Two environmental groups are suing the Bureau of Land Management after the agency refused to release the names and addresses of people with grazing permits on the nation's public land.
In the lawsuit, filed Thursday in Boise's U.S. District Court, the environmental groups contend that the BLM wrongly said the names, addresses and other grazing permit information was protected from release under the Freedom of Information Act.
Specifically, the BLM claimed the information fell under the same exemption that allows agencies not to release medical records, personnel records and other information that, if disclosed, would constitute an unwarranted invasion of personal privacy.
Kris Long, public affairs officer with the BLM's Idaho state office, said the agency did not comment on any pending litigation.
Todd C. Tucci, an attorney with Advocates for the West who was representing the environmental groups, said the case stemmed from, "just another attempt by BLM to hide its operations from public view."
"These are business contracts -- companies that entered into a contract with a government to graze private cows on public lands," Tucci said. "In general, my clients are pretty displeased that despite this era of openness, ushered in back in January, that BLM continues to play hide-the-ball with the information the public has a right to. This is the kind of way that government works when you get one bored but creative lawyer that decides to try something."
According to the lawsuit, the environmental groups requested the information under the federal Freedom of Information Act in 2007, and BLM said that it would release the information, but it needed additional time to gather it first. But the following year, the BLM said it had decided to deny the request because it believed the information was exempt from disclosure.

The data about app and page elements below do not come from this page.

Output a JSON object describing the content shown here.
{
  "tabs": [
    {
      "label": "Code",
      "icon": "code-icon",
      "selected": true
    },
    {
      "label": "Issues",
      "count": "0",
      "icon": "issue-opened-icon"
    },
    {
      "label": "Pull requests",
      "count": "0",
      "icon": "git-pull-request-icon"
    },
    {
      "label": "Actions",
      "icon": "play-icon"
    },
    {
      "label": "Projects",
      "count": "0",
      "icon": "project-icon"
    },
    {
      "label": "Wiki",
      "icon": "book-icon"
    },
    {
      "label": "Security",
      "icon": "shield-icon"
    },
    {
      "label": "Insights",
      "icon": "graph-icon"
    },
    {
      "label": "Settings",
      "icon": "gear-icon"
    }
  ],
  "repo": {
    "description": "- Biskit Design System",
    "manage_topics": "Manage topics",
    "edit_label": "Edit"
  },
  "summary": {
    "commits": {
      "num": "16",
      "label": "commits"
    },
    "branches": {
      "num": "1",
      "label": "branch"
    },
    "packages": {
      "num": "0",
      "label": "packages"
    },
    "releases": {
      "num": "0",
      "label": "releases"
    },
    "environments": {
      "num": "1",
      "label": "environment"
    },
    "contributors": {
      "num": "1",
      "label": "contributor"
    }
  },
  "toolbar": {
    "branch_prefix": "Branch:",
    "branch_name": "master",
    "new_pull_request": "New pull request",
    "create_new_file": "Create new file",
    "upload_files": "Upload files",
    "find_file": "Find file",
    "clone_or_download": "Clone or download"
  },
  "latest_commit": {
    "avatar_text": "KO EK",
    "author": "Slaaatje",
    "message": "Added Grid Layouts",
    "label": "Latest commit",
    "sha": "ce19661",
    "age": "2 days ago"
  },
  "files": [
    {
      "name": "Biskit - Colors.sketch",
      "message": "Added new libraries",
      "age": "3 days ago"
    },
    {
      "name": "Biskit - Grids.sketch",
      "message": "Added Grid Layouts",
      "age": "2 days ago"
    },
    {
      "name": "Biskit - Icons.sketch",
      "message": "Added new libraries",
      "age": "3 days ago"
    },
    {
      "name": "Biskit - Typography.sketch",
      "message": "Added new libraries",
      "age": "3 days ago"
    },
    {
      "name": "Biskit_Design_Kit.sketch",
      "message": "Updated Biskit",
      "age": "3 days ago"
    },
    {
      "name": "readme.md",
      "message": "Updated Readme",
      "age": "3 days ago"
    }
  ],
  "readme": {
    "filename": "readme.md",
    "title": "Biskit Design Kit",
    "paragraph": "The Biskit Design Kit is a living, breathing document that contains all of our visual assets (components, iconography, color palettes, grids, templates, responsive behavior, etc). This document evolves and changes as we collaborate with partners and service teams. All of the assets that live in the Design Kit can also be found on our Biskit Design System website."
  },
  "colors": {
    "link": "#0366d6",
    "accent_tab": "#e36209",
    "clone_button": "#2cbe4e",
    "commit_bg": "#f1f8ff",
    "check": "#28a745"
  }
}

The environmental group are asking a federal judge to declare that the BLM violated the Freedom of Information Act and that the court force the BLM to provide the information immediately, free of charge.